That minor gripe said, Iâ€™m not knocking retro regalia in general, since some of it is truly fabulous and deserving of the term â€œvintage chic.â€ Itâ€™s said that absence makes the heart grow fonder and thereâ€™s definitely a romance in nostalgia, as long as itâ€™s done well. Whatâ€™s more, if, for this entry, I wanted to be really pretentious, Iâ€™d bang on about how I learnt about the concept of looking to the past during my Art History lectures, back at university, and its significance. The theory of post-modernism suggests that every possible style that could possibly be has already happened, but that new sartorial statements can be made from the way a stylist combines the various different styles from different times, in an expressive â€œlanguageâ€ of clothes.
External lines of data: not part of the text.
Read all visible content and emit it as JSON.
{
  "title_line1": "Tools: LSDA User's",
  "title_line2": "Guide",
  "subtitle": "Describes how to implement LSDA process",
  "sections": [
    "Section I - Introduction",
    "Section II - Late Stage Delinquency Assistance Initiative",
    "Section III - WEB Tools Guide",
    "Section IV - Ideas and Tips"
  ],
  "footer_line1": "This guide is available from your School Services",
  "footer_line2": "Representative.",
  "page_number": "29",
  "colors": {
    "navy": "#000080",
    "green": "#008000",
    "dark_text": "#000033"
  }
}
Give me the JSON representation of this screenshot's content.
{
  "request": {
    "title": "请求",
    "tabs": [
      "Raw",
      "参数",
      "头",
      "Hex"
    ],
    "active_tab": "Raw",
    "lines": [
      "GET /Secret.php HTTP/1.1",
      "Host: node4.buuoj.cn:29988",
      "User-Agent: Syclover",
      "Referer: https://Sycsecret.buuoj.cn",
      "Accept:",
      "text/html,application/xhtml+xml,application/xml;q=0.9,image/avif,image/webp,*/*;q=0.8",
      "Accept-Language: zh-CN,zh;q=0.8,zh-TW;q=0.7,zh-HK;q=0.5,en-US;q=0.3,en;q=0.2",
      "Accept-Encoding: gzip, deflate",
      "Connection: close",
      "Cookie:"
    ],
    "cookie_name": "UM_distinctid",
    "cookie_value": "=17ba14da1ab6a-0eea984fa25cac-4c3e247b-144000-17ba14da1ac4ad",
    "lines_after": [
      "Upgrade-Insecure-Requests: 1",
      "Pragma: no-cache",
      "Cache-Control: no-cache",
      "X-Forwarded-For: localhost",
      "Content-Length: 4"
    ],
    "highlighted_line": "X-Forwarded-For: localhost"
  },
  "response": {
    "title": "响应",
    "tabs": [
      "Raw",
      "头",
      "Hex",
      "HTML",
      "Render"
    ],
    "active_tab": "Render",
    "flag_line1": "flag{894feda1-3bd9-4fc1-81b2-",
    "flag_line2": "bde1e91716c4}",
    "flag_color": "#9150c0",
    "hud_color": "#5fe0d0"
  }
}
Thereâ€™s another point to me mentioning that here, namely that you can also make novel fashion statements by taking existing footwear and gluing pretty shapes on it, as with my current favourite vintagey item: The appliqued boot.
First step is to get the image to trace and cut out of leather. Hereâ€™s one I crafted earlier from the shoes, using Photoshop, by tracing around the different layers of leather using the pen tool. Itâ€™s my version of the parrot design All you have to do is print it out, making sure itâ€™s as close to the size specified below as possible:
Okay, my example for this entry might be all about the parrot design, but why not try some other shapes and images, say of a prancing horse, or the layers of flame-like designs you get on vintage style cowboy boots â€“ itâ€™d prove so much cheaper than forking out for the originals, certainly from my experience!
Place your printout on top of some card, hold it in place and prod holes along each coloured line to make an outline on the card, for each of the layers of colour, including the parrotâ€™s beak in olive green.
Cut around the outline with your scalpel and your templates should look like these. You might want to print and cut these straight out. They should look like these ones below, for each of the different colours:
Place them onto your pieces of leather, in each colour, on the wrong side. Draw around the templates. Turn the templates over so that they are facing the opposite way and repeat.
Cut your leather out with your scalpel.
Glue your pieces of leather on top of one another, starting with blue at the bottom, then jade green, then yellow, then red and finally the olive green beak.
Glue your parrot to the outer side of each of your boots, making sure theyâ€™re put in the same place on both boots.